As the above adjustments are not black and white, due diligence professionals are hired to perform a quality of earnings (“QOE”) report that looks at the revenue and expense items in detail to ensure that Adjusted EBITDA is representative of the company's sustainable earnings. To give you an idea of what we look at in a QOE report, we have listed a few examples below:
2) The Multiple
The Multiple is a measurement of the perceived quality of the company and is derived from a combination of factors such as industry, size of the company, stability, and recurrence of cash flows, as well as market conditions.
So how do you determine if the Multiple you are offering or receiving is reasonable? One approach is to look at comparable public companies or comparable precedent transactions and calculate the implied multiple from those data points. From there, the qualitative and quantitative factors of the target company are compared to the public companies and precedent transactions to determine which are the most comparable. A Multiple can then be selected based on the most comparable companies and then further adjustments can be made in consideration of any differences between the target and comparable companies.
The below picture shows a simple example of how comparable public company data can be used to assess the Multiple offered or received.
3) Working Capital Adjustment
As discussed earlier, the Working Capital Adjustment is the equivalent of making sure have a full tank of gas.
Even though working capital is easy to calculate (current assets - current liabilities), the Working Capital Adjustment is one of the most contentious areas in determining the purchase price. Below are some reasons as to why:
Have all the appropriate items been included in determining the required working capital?
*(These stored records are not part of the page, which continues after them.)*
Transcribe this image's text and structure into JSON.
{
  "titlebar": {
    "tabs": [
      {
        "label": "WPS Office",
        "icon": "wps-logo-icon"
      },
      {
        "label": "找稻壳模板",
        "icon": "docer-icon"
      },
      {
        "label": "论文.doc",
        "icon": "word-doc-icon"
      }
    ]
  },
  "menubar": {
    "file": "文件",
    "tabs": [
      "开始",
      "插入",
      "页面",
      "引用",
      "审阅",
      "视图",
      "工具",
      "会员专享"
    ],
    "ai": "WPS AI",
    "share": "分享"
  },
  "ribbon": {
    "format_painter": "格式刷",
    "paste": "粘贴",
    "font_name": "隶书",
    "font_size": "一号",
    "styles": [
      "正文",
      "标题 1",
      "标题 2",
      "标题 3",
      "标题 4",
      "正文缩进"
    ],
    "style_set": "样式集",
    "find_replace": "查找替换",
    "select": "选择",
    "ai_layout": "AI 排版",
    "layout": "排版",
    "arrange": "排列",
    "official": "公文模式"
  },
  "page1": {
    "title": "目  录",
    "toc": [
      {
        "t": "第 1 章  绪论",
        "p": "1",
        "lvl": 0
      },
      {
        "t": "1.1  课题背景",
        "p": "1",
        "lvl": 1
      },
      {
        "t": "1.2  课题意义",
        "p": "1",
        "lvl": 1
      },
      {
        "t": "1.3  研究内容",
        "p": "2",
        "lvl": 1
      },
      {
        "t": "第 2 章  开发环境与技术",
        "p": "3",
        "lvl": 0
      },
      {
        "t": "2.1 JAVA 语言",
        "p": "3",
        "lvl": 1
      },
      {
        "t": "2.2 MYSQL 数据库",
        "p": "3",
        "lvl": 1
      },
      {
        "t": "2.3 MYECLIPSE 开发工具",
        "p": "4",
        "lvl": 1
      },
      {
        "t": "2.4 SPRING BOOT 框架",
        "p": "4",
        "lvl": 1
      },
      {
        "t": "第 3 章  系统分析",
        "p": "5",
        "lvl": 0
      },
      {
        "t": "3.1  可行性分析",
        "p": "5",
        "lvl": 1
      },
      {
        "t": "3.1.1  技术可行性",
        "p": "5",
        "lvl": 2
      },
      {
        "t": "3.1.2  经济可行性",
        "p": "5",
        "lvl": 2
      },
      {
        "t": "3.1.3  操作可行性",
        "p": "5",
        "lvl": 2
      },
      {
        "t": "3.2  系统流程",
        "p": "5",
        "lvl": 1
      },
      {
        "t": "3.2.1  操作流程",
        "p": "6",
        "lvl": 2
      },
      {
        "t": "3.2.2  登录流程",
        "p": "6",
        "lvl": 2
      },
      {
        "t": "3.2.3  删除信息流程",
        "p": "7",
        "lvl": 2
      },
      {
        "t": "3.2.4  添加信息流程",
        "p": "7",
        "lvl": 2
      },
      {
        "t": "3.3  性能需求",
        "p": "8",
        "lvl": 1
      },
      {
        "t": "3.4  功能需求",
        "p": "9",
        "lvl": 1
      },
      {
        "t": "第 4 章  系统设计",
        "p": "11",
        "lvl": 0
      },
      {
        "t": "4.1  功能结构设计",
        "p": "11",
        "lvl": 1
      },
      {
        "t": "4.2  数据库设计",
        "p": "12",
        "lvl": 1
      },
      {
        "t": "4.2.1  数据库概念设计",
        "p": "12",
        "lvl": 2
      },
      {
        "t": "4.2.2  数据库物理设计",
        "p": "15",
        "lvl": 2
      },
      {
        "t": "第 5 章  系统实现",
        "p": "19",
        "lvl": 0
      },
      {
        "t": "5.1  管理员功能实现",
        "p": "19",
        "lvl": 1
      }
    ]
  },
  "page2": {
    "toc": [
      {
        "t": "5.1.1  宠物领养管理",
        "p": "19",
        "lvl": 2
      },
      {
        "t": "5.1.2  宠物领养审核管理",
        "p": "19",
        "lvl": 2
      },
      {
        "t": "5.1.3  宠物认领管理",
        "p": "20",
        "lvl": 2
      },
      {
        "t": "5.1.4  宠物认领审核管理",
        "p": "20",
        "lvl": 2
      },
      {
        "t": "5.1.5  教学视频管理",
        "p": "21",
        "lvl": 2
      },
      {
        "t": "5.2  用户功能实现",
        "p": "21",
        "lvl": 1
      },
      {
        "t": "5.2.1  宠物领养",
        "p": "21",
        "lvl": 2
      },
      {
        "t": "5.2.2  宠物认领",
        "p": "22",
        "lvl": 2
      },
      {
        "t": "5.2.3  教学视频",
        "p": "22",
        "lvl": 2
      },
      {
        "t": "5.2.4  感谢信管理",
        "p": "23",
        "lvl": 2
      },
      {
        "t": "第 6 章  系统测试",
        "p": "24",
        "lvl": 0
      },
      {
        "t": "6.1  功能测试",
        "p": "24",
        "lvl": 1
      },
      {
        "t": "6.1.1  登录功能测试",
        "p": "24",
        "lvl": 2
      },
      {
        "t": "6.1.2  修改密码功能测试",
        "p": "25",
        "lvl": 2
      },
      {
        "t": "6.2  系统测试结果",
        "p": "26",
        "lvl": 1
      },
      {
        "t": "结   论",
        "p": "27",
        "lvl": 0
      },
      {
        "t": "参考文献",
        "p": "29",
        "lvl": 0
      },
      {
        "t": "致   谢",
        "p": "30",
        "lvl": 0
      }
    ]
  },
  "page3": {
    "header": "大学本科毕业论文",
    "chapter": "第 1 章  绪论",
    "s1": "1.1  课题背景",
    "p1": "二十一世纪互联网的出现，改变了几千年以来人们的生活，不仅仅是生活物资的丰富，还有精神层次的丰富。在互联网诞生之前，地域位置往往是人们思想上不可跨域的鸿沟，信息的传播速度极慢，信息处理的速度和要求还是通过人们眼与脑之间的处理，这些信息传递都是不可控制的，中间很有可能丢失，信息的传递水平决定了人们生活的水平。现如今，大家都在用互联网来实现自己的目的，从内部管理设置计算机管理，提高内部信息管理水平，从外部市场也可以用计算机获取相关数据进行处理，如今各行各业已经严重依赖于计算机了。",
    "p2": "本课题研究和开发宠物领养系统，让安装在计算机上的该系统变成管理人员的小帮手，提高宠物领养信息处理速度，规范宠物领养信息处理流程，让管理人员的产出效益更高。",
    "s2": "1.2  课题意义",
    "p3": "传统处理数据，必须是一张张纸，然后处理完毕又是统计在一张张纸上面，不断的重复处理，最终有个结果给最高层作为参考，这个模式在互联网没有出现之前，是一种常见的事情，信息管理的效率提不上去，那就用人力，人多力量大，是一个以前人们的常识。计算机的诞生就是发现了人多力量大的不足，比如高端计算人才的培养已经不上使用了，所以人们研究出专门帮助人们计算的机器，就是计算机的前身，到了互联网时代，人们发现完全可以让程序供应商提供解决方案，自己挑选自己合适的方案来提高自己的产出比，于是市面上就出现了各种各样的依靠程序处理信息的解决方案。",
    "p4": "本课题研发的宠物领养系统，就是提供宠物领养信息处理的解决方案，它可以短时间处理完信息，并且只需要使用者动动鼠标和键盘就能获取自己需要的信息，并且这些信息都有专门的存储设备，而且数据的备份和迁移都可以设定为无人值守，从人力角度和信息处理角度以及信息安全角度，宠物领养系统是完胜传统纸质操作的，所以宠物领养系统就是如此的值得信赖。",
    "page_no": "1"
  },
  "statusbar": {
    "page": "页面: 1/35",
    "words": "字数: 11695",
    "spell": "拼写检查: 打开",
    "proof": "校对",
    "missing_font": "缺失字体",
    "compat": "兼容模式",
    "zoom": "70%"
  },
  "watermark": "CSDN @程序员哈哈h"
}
Are there any grey area items that need to be discussed or negotiated?
Are there any accounts that have not been recorded in the financials in the past, and need to be accounted for in determining required working capital?
If the historical working capital is seasonal and changes quarter to quarter, what would be considered the “normal”?
See the picture below for an example of key takeaways from looking at a target’s working capital.
4) Capital Expenditures
As discussed earlier, the Capital Expenditure adjustment is used to adjust the purchase price for any capital expenditures required to get the business to an acceptable working condition.
Below are some capital expenditure related items to consider when purchasing a business:
One item to consider is deferred capital expenditures. For example, if you purchase a house with a leaking roof, would you not consider the replacement cost of the roof in the purchase price?
Another item to consider is how the capital expenditures related to expanding the business are considered. If the adjusted EBITDA used to determine the purchase price considers future growth, then capital expenditures required to achieve that growth should be considered as well.
See the picture below for an example of key takeaways from looking at a target’s historical capital expenditures.
5) Net Debt
As stated above, a purchaser is only purchasing the equity of the company, therefore the debt needs to be deducted from the Enterprise Value. Deducting debt may seem like a simple task, but have you considered:
What is defined as debt? Have all these items been disclosed?
Are there any debt-like items that need to be discussed?
Are all claims on assets disclosed?
Are there any unrecorded significant commitments or contingent liabilities?
See the picture below for an example of key takeaways from looking at a target’s historical net debt.
We hope that this post has provided insight into how due diligence elevates the transactions process. Connect with us to chat about due diligence. It is never too early to plan. Reach us at email@example.com to continue the conversation or schedule your complimentary meeting.